### What is expected
Which lines mention "this"? Show each one from the listing.

### Material supplied
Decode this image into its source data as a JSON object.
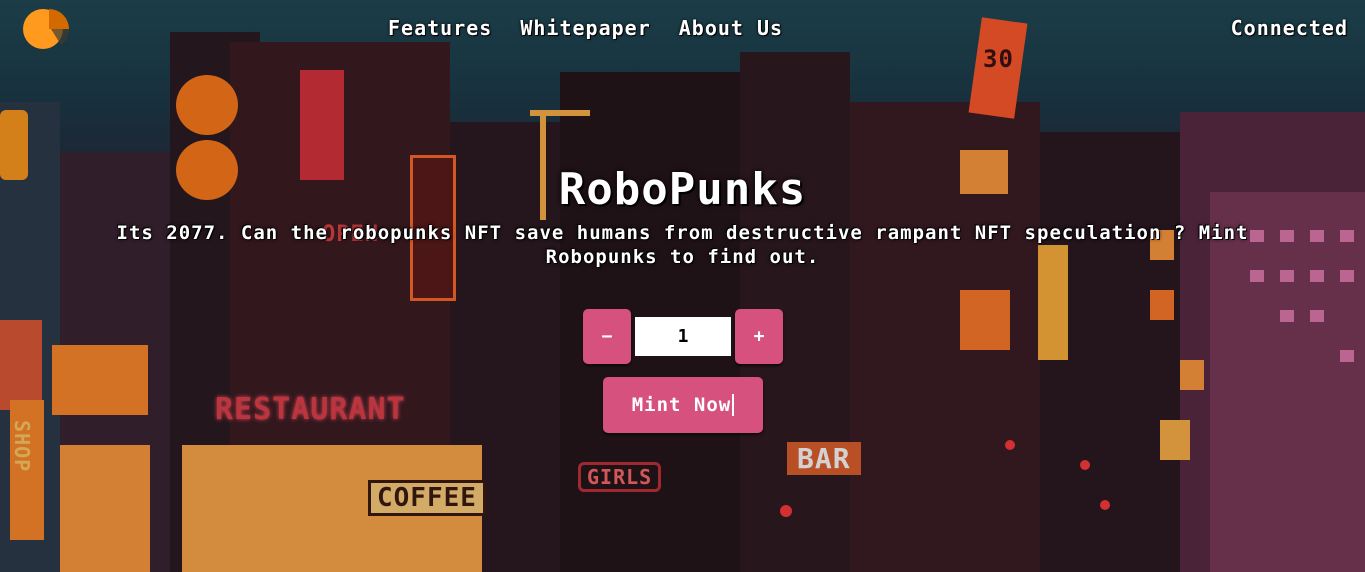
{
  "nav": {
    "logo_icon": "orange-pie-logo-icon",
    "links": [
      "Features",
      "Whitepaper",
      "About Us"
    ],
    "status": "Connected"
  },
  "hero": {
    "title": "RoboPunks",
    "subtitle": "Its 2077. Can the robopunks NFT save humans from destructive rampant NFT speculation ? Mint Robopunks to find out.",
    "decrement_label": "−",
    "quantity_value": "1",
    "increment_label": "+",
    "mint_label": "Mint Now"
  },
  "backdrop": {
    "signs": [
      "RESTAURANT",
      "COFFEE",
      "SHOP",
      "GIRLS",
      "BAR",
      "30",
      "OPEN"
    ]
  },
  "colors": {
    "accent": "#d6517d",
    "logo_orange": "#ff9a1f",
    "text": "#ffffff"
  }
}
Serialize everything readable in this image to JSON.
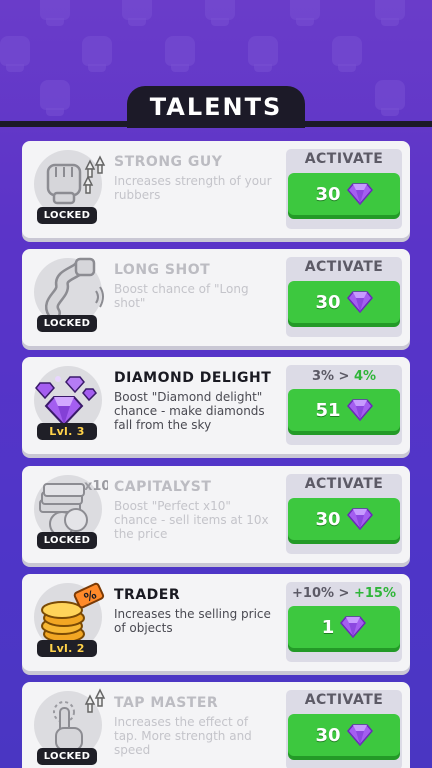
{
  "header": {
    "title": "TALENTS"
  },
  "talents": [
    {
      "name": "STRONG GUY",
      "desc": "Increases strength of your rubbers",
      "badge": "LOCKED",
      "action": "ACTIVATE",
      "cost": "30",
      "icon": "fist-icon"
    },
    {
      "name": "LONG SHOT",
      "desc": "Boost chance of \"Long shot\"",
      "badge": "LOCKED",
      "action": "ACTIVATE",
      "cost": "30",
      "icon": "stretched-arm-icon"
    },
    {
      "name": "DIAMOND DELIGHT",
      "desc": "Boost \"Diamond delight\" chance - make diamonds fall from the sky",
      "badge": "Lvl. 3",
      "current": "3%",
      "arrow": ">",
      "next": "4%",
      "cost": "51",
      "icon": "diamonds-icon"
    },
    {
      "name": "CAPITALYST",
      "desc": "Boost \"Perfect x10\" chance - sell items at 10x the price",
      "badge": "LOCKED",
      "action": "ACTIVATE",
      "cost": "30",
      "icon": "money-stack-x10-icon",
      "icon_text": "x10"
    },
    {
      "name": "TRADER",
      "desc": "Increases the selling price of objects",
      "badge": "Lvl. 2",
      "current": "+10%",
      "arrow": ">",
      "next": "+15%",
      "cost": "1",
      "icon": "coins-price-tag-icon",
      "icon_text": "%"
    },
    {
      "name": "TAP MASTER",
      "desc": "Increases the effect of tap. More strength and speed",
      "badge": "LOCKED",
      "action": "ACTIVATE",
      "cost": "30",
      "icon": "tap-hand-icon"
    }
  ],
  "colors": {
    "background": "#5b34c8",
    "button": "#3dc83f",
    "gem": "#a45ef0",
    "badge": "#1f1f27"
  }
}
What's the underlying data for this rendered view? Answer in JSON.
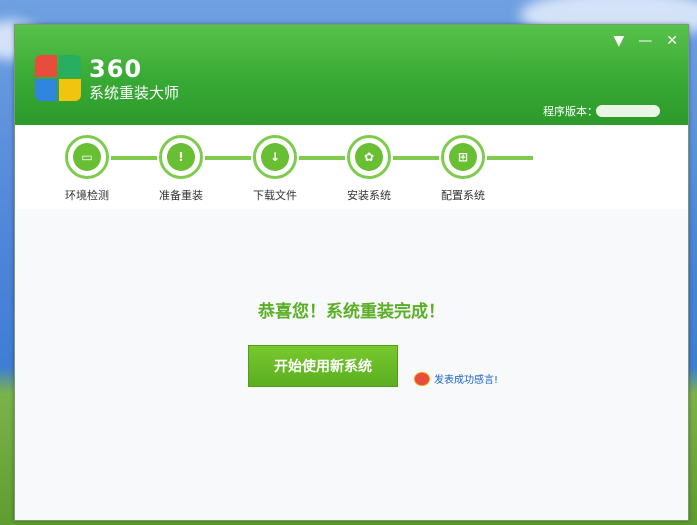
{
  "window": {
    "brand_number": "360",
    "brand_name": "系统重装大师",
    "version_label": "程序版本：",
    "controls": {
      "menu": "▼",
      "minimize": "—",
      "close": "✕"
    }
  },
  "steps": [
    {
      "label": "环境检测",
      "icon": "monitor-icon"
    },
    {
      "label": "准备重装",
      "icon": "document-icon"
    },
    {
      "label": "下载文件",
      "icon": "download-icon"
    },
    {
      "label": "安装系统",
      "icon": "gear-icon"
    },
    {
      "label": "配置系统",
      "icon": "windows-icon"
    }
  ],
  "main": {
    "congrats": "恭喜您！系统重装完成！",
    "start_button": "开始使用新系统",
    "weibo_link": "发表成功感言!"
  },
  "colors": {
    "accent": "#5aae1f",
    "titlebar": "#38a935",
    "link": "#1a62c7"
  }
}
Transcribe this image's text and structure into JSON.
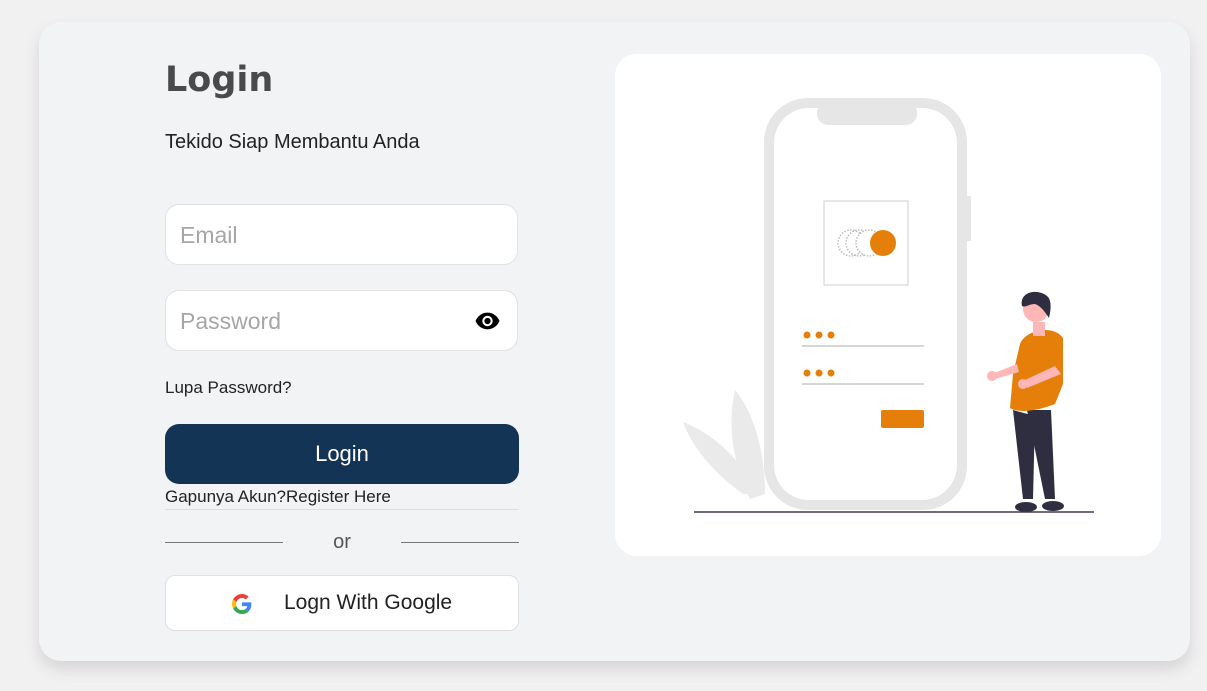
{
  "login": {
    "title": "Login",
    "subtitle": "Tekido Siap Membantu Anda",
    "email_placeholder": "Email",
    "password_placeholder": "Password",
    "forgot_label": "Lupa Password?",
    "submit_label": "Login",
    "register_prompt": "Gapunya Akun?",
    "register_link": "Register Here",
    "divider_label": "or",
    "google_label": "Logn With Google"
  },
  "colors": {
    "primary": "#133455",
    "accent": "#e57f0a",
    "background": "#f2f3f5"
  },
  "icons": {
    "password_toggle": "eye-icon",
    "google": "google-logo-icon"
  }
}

### Exercise output
Decode this image into its source data as a JSON object.
Serialize everything readable in this image to JSON.
What's the underlying data for this rendered view? Answer in JSON.
Transcribe this image's text and structure into JSON.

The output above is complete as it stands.